Light manufacturers in Volusia County produce thousands of specialty products – from medical supplies to aftermarket electronics and sunscreen. In my view, Commissioner Delgado’s idea to promote the Daytona Beach “brand” to global consumers while recognizing small businesses locally is something every company – and government – in Volusia County should get behind.
Simple ideas can change the world.
In my view, it’s this kind of original thinking and creativity that is going to take Commissioner Aaron Delgado to greater political heights.

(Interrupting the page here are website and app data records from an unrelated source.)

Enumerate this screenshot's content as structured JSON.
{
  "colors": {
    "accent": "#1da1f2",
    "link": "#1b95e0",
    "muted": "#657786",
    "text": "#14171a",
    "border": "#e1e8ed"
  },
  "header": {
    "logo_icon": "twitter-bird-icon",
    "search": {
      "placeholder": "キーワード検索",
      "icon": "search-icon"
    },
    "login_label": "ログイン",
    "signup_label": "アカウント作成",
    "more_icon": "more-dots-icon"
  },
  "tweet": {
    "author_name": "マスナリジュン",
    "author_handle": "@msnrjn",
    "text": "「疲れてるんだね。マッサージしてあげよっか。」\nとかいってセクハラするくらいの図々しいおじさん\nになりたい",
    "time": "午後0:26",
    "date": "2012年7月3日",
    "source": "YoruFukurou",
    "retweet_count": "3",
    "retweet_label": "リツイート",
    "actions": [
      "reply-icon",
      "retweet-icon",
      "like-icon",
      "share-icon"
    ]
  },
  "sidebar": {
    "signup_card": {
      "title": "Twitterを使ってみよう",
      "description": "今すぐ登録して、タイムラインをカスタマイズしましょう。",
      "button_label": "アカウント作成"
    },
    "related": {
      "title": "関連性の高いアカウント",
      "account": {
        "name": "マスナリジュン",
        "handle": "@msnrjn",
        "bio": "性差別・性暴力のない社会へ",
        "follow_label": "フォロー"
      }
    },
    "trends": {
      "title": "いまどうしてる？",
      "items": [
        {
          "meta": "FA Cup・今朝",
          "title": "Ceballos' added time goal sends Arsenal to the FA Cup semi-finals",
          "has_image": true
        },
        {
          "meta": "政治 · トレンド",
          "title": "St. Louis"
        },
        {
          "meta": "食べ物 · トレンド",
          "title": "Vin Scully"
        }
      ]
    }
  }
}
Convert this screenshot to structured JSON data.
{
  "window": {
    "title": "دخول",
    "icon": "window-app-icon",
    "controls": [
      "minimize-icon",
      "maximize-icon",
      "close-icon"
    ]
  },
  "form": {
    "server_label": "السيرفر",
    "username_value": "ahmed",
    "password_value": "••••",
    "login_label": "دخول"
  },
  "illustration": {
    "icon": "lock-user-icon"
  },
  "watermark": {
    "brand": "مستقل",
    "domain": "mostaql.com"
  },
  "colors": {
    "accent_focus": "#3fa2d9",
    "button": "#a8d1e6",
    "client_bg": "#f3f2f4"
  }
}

His no-nonsense approach to public service and community improvement is refreshing and he deserves a bigger stage.
Quote of the Week:
“Now is the chance for the McDermott’s of the world to weigh in. No doubt the plan will ultimately prevail, but let’s have a discussion and let everyone weigh in.”
Chief Judge Raul Zambrano, speaking in the Daytona Beach News-Journal, after Retired Judge Michael McDermott had the temerity to question the mega-courthouse deal – suggesting that there must be a simpler, cheaper way to address facility shortcomings without the complete removal of judicial services from New Smyrna residents.
I know Judge Zambrano means well – and I am certain that he truly wants what’s best for everyone concerned – but I’m not sure confirming our worst fears that public input is but an inconvenient formality in the process of ramrodding the most expensive project ever undertaken in Volusia County instills confidence.
Have a great weekend everyone.